Rob: I think it’s the mental frame, I mean I got to a situation where I suddenly realised ‘look…’ when you then start getting the truth from the doctors which is not necessarily always the case, and it’s not that they’re trying to tell you a lie, it’s they don’t know. I mean there’s a lot of that going on; they really don’t know. And I’m fairly forthright so I said ‘look, can we do this, can we do that, what’s going to happen in the future,’ and they’re going, [rolls eyes up head with a blank expression] and it’s like scared headlights. And I said ‘look, that’s not enough, I need some answers,’ [and the doctors said] ‘why’ [and I said] ‘well, I need to make plans for the future, I need to be able to make some decisions now,’ and I couldn’t get them, and that’s I think when I think the change for me came from there, it’s like ‘I’ve got to make some changes, and I’ve got to set up some situations in the future. Very much like Jennie said, I mean I’m single, I’m obviously from the point of view when you meet somebody you have to think ‘alright, I’m like I am now, I know that as I get older I’m not going to be able to use a manual chair, that’s going to be a problem. Flying off at moment’s notice, you have to think of things through, everything has to be pre-planned, but you pre-plan it in your head, it almost becomes autopilot, you know where you’re going. Jennie said to me the other day about ‘well what happens if you go out and do something.’ You’ve pretty much over a period of time in your memory, I know I can go there, I know I can do this, I can go there,’ and then the places that you don’t, you do the investigations beforehand, but you learn for other people.
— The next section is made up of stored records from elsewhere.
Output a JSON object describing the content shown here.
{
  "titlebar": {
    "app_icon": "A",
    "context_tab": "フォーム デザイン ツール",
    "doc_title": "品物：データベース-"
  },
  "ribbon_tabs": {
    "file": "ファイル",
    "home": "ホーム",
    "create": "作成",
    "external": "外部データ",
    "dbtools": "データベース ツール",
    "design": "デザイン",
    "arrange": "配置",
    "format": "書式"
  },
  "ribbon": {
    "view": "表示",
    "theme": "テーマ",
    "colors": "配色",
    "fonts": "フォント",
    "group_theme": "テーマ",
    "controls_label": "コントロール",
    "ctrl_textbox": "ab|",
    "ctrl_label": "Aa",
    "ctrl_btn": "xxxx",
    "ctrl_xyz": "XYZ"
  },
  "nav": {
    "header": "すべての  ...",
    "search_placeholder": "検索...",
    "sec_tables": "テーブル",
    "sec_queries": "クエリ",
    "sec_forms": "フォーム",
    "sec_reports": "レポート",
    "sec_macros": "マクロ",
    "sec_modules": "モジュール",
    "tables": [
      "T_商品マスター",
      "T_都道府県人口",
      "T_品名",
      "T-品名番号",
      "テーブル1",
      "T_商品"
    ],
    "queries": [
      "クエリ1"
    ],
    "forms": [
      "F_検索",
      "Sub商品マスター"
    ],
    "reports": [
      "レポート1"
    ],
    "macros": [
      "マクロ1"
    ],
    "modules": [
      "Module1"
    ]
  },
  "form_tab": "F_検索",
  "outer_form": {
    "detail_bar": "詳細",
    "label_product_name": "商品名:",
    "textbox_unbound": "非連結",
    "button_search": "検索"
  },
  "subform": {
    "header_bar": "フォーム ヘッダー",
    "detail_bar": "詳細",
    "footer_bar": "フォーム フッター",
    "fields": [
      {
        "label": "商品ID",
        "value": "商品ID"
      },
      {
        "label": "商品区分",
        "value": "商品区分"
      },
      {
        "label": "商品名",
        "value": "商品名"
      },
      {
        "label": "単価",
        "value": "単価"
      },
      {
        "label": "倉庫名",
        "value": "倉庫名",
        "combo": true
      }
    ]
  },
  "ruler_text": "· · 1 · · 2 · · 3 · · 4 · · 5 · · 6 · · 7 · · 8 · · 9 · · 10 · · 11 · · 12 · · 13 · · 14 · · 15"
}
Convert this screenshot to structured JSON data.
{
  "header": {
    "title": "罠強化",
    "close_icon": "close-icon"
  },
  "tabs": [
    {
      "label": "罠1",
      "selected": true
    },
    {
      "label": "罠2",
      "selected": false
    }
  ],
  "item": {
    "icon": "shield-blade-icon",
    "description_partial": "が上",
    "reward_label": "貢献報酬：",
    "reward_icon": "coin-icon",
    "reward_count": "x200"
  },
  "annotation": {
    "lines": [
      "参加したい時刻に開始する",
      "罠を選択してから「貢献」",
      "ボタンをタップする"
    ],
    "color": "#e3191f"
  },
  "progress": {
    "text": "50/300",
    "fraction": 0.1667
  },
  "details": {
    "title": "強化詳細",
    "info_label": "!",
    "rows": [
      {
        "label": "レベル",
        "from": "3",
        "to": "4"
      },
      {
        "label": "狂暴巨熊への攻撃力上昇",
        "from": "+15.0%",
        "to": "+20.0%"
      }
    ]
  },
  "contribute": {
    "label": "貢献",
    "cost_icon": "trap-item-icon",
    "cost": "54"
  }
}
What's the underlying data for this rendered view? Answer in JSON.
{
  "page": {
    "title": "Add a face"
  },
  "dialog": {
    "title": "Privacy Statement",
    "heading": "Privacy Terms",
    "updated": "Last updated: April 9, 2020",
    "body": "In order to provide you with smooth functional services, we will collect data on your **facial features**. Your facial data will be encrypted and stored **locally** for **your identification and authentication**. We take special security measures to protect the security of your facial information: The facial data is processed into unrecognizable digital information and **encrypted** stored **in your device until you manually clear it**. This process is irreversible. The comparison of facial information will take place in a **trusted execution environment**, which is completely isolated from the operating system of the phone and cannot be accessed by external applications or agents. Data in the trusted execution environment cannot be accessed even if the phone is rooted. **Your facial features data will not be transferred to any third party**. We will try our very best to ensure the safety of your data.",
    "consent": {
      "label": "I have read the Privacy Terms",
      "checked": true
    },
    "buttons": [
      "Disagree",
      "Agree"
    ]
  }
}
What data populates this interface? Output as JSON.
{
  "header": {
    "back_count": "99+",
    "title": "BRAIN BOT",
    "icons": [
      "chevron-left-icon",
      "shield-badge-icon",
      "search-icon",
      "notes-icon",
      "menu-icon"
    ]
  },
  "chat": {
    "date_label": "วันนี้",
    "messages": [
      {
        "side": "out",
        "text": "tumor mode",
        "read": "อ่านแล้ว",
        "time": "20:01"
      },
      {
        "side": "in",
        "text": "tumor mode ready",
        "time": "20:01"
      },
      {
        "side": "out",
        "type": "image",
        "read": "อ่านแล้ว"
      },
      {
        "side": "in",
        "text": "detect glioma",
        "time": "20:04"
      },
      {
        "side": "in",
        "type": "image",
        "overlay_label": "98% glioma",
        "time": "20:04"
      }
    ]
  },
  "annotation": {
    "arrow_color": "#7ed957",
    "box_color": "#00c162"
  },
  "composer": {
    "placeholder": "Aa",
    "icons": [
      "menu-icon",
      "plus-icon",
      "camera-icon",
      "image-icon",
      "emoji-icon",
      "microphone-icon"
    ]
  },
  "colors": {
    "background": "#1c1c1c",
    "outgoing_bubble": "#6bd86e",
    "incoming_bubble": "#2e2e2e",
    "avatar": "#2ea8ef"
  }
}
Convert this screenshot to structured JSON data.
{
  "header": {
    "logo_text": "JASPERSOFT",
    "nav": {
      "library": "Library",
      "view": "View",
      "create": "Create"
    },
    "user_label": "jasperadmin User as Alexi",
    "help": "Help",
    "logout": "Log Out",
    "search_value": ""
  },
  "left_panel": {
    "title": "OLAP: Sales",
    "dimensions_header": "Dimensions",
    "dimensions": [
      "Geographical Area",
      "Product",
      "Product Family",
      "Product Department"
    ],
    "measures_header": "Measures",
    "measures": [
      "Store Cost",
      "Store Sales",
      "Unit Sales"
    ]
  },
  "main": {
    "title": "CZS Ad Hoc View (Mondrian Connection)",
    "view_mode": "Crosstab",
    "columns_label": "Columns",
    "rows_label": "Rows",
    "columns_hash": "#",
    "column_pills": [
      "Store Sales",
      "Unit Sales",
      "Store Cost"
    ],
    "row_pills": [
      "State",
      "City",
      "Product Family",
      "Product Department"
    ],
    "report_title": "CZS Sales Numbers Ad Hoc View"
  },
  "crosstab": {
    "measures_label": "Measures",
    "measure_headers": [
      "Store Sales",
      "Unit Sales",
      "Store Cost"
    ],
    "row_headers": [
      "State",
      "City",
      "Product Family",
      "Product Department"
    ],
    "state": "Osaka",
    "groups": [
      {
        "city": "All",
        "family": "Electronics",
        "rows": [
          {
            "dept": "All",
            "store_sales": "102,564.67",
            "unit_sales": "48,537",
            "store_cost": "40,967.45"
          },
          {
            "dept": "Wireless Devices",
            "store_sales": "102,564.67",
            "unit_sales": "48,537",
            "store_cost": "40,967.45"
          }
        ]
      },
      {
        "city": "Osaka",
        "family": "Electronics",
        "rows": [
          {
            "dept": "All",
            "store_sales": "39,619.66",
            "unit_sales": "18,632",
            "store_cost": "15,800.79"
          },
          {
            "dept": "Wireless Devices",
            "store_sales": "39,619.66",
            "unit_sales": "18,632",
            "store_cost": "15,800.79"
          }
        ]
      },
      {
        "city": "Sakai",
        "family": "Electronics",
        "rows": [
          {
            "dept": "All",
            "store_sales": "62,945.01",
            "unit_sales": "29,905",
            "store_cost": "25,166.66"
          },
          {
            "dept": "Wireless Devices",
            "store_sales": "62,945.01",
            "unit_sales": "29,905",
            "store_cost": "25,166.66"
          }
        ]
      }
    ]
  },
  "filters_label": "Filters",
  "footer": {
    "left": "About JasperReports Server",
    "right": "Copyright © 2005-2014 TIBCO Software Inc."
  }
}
Rob: And that’s something that if you can do it on a day-to-day basis, and you can incorporate into your life, it makes life so much easier. At the beginning, that was the hardest bit people don’t know what to do with you. It’s like ‘oh God, we won’t invite him because…’
Alex: Well yeah, I was also going to ask about that. I think often human-beings generally often have a fear of the unknown and a fear of being in a situation where they’re not going to know what to say, they’re not going to know what to do, they’re not able to be with something, and I think for people that are watching this that are… know people with disabilities or come in contact, it’s often, it’s not that they don’t want to connect, they just don’t know how to be with it. I’m kind of curious as to your thoughts around that.